LB Thank goodness!
TP We started engaging our alumni and engaging the different communities that we serve. And where all of our students are, ’cause we’re all throughout the county. And we have more than 45,000 alumni. And to have them give back is just, it reinforces the important work that we’re doing. So, that’s something else that I wanted to share about how it’s just been so exciting to see all the people that really have embraced the college, over the years.
MF And do you also direct donors to the website as well, if they’re interested in donating to a scholarship?
TP Certainly! Yes, there is a donate now permanently on the page. And we try to make it as simple as possible for people to donate through any avenue that they might be considering.
LB I really love your newsletters too, that go out and sort of feature the spotlight of a donor or a student who is a recipient. Like, just kind of brings it all together and makes it more a human like, oh okay this is a person. Instead of just the word scholarship, or this or that, here’s the donor. And this is their story. And you guys do a really good job of telling the story.
TP And that’s what’s, that’s what is always reinforces the important work that we do. And always hearing why people give. And then hearing the other side about how that’s impacting a student. And then hearing the ultimate side of how Polk State has helped people along their path as alumni and how important that foundation of an education.
Like when, students go off to their major university, sometimes they forget about where they started. So many people wouldn’t be where they are today if it weren’t for the education that they received at a community slash, state slash, junior college wherever they graduated from. So, it’s important.

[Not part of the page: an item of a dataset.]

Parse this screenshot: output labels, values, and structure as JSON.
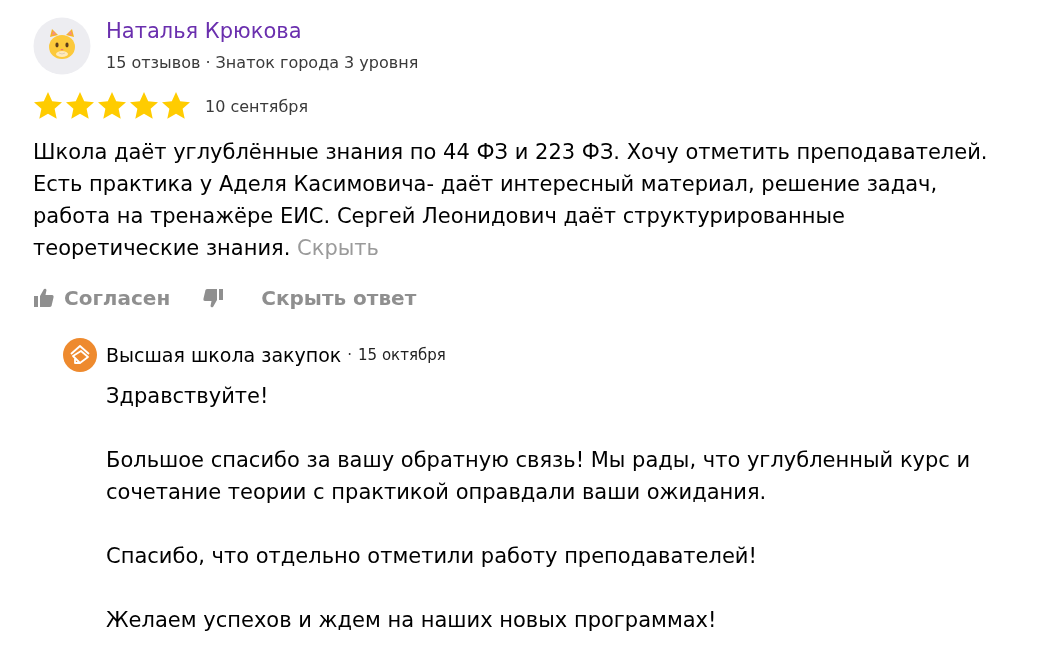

MF Well thank you so much for joining us today, Tracy. And if there’s nothing else anyone wants to add then I guess we’re signing out. And if students wanna find more information about the foundation and scholarship opportunities just make sure you that you go to foundation.polk.edu.